Liberal Democrats are today's slave masters. They should let these people go, instead of holding them in indentured political servitude, trading their votes for a few government crumbs.

The race panel should have committed itself to putting the black family back together again. But that might solve the problem and unemploy certain black "leaders'' who seem to have made a lucrative career for themselves by ensuring that the misery of others never ends.

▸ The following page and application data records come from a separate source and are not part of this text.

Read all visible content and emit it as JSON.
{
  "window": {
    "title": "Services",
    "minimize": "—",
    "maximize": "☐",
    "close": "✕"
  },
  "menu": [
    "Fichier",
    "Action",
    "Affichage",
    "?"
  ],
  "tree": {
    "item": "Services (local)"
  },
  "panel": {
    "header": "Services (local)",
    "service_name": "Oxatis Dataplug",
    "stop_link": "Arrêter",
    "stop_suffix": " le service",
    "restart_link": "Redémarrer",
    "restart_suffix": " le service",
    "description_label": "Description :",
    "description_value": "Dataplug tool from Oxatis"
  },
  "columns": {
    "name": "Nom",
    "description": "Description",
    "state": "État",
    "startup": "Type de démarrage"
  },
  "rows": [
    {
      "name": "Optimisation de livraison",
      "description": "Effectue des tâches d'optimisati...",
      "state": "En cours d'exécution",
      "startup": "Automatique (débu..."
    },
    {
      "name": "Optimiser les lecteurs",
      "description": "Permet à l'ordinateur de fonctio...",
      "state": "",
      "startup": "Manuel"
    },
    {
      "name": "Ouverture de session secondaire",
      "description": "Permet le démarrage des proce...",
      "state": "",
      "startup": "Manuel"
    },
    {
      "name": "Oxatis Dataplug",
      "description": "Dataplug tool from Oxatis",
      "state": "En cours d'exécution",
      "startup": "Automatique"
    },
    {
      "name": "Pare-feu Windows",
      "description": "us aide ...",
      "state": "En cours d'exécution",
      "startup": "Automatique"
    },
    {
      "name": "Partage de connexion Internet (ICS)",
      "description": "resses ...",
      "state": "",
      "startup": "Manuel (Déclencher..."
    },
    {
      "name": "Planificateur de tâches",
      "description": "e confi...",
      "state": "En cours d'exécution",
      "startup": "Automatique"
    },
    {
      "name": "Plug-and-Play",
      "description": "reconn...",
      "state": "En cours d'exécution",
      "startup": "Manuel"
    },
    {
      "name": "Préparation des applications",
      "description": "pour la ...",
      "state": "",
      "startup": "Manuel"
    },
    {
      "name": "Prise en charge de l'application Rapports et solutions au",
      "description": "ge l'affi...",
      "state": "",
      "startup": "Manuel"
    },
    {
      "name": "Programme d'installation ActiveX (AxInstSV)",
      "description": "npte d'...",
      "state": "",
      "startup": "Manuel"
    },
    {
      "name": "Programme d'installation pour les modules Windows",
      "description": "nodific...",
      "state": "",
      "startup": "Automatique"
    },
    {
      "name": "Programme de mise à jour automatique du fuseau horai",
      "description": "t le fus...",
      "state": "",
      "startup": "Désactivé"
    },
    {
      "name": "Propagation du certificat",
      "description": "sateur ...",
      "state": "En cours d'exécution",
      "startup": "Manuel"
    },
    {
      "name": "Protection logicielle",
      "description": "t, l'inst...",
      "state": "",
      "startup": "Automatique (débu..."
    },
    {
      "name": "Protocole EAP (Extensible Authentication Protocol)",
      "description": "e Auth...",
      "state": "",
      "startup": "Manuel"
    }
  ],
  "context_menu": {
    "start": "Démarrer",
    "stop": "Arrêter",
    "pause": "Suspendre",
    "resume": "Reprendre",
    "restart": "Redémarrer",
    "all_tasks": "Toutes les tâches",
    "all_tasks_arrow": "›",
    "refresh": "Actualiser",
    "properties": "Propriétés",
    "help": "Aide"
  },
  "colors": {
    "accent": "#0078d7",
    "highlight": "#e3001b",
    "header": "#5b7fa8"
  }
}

9/18/98: The Clinton strategy and the Clinton legacy
9/18/98: Stopping him before he sins again
9/15/98: Repenting when the end is near
9/11/98: Faithfully executing: Congress vs. the President
9/10/98: The degrees of separation between Dan Burton and Bill Clinton
9/08/98: Joe Lieberman and the Democrats' conscience
9/04/98: Clinton vs. Reagan and the struggle for power
9/02/98: If only Bubba had been a Boy Scout
8/31/98: Liberal clergy and the Lewinsky affair
8/27/98: Combating the terrorists among us
8/25/98: The president as 'Chicken Little'
8/20/98: That was no apology
8/18/98: Big government's crab grab
8/14/98:Untruths, half-truths and anything but the truth
8/12/98: Lying under oath: past and present impeachable offenses
8/10/98: Endangered species
8/04/98: In search of an unstained president
7/31/98: The UK is ahead of US in one area...
7/28/98: Murder near and far
7/21/98: Telling the truth about
homosexual behavior
7/17/98: One Nation? Indivisible?
7/14/98: Who cares about killing when the 'good times' are rolling?
7/10/98: George W. Bush: a different 'boomer'
7/08/98: My lunch with Roy Rogers
7/06/98: News unfit to print (or broadcast)
6/30/98: Smoke gets in their eyes
6/25/98: Sugar and Spice Girls
6/19/98: William Perry opposed
technology transfers to China
6/19/98: The Clinton hare vs.the Starr tortoise
6/17/98: The President's rocky road to China
6/15/98: Let the children go
6/9/98: Oregon: the new killing fields
6/5/98: Speaking plainly: the cover-up continues
6/2/98: Barry Goldwater: in our hearts
5/28/98:The Speaker's insightful remarks
5/26/98: As bad as it gets
5/25/98:Union dues and don'ts
5/21/98: Connecting those Chinese campaign contribution dots
5/19/98: Clinton on the couch
5/13/98: John Ashcroft: another Jimmy Carter?
5/8/98: Terms of dismemberment
5/5/98: Clinton's tangled Webb
4/30/98: Return of the Jedi
4/28/98: Desparately seeking Susan
4/23/98: RICO's threat to free-speech and expression
4/21/98: Educating children v. preserving an institution
4/19/98: Analyzing the birth of a possible new nation
4/14/98: What's fair about our tax system?
4/10/98: CBS: 'Touched by a perv'
4/8/98: Judge Wright's wrong reasoning on sexual harassment
4/2/98: How about helping American cities before African?
3/31/98:Revenge of the children
3/29/98: The Clinton strategy: delay, deceive, deny, and destroy
3/26/98: Moralist Gary Hart
3/23/98: CNN's century of (liberal) women
3/17/98: Dandy Dan
3/15/98: An imposed 'settlement' settles nothing
3/13/98: David Brock's Turnabout

©1998, Los Angeles Times Syndicate, Inc.